- **Description of the task**
Lift every line from the entries that includes the word "JSON".

- **Supplied entries**
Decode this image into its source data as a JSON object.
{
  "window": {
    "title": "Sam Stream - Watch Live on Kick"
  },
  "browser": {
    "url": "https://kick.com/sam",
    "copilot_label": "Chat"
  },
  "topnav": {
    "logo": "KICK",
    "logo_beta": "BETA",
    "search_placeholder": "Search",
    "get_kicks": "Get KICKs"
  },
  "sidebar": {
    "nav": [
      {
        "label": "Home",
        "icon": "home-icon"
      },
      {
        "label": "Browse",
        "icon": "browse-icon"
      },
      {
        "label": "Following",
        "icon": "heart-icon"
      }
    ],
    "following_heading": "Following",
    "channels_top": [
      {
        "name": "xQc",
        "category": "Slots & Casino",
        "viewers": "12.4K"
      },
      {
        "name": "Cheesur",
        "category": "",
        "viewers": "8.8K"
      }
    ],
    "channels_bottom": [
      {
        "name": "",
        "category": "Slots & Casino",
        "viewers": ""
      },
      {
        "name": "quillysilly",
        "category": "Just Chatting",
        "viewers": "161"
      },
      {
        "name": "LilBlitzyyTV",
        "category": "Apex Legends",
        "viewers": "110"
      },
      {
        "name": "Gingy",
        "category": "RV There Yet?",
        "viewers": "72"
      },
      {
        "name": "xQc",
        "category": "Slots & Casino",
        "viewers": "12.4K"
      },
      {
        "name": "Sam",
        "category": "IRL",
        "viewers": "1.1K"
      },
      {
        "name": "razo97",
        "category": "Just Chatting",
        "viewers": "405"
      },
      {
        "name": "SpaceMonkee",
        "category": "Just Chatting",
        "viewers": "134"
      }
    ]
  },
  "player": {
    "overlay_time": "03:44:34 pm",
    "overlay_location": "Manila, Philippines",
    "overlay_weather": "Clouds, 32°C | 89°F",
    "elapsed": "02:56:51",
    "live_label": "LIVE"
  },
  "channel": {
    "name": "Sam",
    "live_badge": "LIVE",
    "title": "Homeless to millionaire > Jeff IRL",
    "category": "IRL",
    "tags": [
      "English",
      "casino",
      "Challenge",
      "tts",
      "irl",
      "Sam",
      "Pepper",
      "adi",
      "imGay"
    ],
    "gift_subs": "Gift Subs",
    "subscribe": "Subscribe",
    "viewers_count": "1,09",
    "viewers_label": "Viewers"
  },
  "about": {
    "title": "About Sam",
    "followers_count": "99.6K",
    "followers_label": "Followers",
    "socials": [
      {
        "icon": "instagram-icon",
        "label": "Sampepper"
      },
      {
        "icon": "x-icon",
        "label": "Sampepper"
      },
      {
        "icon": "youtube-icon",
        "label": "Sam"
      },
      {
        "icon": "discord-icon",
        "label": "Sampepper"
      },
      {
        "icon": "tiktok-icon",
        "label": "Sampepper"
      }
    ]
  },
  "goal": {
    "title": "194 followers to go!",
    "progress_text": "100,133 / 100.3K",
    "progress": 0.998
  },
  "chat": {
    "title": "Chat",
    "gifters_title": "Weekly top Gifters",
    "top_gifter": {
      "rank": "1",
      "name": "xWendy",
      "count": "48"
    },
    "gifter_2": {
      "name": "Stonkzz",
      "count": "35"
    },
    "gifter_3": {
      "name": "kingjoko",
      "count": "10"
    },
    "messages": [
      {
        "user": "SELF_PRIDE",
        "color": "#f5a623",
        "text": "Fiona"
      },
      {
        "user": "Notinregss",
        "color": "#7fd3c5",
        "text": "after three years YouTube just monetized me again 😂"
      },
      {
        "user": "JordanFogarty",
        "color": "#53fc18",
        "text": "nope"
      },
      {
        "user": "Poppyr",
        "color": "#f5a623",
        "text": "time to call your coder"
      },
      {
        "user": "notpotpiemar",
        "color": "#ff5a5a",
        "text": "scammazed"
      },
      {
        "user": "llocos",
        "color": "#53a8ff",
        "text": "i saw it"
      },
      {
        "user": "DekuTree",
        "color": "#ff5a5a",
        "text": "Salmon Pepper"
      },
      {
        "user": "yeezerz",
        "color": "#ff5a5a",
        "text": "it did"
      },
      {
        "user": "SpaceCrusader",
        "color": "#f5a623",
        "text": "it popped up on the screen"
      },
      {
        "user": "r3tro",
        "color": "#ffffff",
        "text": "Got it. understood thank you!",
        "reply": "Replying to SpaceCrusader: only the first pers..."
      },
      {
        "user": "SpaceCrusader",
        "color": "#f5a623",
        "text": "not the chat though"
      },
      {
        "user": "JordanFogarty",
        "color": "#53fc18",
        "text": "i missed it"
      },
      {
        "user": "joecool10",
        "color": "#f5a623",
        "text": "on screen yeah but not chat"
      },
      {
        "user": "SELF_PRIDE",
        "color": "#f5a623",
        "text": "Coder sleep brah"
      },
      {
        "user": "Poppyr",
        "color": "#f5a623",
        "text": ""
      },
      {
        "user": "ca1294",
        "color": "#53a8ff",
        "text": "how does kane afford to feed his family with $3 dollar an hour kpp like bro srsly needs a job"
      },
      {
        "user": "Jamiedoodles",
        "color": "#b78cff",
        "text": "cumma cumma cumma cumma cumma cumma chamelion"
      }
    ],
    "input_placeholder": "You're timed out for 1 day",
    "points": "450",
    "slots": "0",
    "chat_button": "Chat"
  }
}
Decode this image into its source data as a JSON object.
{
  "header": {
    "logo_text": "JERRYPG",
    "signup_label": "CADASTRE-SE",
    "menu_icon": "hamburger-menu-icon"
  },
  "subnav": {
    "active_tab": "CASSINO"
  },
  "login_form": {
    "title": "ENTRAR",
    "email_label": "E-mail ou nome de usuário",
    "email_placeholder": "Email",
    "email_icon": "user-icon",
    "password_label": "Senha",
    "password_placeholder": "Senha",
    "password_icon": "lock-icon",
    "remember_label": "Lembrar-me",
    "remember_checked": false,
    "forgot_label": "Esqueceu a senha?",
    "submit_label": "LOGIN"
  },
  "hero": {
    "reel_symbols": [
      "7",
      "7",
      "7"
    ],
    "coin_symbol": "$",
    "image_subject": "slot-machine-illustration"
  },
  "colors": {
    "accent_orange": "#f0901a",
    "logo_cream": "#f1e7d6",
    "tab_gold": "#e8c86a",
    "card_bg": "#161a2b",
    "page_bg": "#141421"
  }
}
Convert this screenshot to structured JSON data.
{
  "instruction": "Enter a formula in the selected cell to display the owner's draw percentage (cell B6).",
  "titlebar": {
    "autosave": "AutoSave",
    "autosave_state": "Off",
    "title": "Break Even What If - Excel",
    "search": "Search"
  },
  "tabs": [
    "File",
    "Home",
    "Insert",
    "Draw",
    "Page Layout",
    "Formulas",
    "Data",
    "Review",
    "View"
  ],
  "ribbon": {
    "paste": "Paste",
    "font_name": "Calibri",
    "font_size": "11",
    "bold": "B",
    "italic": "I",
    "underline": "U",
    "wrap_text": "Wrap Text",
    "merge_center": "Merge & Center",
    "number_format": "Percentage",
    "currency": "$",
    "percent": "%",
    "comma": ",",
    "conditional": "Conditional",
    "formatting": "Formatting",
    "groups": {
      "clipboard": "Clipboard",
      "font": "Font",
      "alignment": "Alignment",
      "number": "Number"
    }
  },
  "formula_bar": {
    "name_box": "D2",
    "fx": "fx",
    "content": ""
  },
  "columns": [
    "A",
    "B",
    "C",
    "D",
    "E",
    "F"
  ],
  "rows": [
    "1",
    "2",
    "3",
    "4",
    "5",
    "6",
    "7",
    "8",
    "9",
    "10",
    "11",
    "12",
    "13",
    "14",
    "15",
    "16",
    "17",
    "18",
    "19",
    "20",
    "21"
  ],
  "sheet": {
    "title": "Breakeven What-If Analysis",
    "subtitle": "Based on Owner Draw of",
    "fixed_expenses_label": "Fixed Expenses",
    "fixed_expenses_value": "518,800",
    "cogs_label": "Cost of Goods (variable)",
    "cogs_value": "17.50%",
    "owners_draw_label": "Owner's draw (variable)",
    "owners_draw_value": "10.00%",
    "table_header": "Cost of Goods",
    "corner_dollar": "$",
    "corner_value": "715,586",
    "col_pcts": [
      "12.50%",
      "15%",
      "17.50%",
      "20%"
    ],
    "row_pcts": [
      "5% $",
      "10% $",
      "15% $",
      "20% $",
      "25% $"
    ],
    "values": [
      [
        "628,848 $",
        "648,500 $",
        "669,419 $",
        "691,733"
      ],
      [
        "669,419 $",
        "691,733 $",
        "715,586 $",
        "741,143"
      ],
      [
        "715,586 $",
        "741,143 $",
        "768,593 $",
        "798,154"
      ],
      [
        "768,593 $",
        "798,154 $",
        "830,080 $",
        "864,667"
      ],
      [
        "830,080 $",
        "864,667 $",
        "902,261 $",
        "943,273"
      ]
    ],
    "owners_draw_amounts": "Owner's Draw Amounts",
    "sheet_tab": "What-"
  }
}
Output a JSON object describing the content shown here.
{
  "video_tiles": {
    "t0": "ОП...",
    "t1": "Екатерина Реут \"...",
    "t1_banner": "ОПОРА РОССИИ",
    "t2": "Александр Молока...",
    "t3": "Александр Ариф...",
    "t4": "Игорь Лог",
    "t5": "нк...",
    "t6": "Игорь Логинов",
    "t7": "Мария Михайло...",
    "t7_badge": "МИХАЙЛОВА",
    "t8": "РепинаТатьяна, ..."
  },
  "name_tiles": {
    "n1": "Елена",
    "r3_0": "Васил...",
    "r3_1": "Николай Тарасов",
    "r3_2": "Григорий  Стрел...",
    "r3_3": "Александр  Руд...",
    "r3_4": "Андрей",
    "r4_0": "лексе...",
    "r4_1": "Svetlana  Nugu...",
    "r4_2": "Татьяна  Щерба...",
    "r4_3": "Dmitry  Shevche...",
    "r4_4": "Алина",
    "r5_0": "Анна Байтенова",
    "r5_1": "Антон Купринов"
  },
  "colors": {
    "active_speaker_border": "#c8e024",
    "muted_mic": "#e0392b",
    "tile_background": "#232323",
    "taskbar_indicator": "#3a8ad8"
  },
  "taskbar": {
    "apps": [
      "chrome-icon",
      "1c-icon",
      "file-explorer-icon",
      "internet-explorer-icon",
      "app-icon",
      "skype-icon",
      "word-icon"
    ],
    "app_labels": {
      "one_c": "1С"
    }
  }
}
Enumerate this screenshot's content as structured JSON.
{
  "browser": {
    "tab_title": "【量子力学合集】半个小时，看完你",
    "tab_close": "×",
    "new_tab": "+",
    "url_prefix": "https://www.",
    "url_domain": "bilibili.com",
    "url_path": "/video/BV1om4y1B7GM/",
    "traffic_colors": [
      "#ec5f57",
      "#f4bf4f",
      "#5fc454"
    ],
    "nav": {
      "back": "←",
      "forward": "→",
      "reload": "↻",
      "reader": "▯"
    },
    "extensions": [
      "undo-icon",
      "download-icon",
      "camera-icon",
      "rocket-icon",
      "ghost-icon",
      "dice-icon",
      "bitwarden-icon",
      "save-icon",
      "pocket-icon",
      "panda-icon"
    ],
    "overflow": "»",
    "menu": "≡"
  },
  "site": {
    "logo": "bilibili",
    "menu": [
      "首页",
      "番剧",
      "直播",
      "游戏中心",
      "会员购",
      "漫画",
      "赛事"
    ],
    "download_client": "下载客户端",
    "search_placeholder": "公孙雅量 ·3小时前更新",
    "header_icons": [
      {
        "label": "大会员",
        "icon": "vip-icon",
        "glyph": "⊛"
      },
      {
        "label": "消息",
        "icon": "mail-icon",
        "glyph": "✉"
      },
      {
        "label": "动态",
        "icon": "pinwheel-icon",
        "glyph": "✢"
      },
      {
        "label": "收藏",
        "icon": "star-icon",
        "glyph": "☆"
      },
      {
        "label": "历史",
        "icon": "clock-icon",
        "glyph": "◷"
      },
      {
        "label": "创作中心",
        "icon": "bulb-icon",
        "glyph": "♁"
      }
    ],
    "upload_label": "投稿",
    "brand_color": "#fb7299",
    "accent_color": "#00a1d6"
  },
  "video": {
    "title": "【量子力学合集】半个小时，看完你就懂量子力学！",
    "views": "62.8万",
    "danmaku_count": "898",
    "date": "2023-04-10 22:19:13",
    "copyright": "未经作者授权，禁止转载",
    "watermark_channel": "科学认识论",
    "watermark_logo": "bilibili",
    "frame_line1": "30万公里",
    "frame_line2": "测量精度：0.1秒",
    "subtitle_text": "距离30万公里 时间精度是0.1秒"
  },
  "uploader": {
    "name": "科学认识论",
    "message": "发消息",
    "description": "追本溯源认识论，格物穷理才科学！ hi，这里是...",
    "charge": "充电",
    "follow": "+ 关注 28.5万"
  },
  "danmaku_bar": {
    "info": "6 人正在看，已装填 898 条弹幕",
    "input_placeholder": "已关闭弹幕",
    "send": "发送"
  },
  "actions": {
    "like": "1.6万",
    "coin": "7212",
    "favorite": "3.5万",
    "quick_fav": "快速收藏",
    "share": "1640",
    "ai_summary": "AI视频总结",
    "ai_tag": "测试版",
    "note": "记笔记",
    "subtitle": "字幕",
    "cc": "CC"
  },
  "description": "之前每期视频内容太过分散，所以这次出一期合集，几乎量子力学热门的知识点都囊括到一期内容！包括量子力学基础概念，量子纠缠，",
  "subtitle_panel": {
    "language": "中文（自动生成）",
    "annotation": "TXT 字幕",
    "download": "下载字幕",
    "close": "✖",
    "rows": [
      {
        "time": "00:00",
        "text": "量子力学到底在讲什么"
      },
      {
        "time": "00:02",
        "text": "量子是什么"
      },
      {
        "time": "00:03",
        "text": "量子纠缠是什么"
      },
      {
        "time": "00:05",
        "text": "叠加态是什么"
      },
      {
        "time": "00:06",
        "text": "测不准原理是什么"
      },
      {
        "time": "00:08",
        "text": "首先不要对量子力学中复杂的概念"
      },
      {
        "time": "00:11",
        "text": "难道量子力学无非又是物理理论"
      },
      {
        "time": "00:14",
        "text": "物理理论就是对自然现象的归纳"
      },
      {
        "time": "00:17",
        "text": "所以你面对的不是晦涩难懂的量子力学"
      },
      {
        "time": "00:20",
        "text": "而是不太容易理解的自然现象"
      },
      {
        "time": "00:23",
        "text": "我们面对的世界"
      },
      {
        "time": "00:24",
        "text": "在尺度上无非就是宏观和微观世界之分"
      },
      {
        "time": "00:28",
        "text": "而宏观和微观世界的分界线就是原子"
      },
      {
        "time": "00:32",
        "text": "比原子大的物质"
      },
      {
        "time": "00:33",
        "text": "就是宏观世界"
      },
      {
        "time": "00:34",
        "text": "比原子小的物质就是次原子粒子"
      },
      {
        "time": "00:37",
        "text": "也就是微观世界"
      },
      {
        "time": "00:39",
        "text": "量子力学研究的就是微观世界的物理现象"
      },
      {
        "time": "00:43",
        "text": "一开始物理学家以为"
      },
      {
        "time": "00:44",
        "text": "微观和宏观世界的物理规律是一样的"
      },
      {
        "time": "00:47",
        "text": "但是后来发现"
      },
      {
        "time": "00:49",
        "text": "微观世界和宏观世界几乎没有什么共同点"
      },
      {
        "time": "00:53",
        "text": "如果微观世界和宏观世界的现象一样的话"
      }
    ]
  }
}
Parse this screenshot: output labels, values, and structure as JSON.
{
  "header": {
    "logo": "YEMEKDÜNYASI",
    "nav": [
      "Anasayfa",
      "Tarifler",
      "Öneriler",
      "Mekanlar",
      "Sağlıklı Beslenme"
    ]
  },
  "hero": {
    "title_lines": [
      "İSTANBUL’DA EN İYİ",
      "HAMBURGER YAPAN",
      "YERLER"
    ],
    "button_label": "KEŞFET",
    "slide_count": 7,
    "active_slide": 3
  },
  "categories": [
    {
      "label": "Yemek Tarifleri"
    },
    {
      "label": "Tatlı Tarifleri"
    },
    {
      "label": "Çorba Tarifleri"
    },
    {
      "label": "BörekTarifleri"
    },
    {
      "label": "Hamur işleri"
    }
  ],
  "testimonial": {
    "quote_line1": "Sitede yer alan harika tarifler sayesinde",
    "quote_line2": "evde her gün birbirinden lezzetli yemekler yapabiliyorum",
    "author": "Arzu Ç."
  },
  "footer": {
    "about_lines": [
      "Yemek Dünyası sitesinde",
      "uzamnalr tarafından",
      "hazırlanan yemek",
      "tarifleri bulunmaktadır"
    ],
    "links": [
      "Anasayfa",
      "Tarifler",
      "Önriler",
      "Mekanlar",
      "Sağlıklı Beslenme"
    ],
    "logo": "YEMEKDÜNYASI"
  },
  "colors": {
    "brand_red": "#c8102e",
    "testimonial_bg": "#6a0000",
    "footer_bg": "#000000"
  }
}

- **Answer section**
Decode this image into its source data as a JSON object.
Decode this image into its source data as a JSON object.
Convert this screenshot to structured JSON data.
Output a JSON object describing the content shown here.
Enumerate this screenshot's content as structured JSON.
Parse this screenshot: output labels, values, and structure as JSON.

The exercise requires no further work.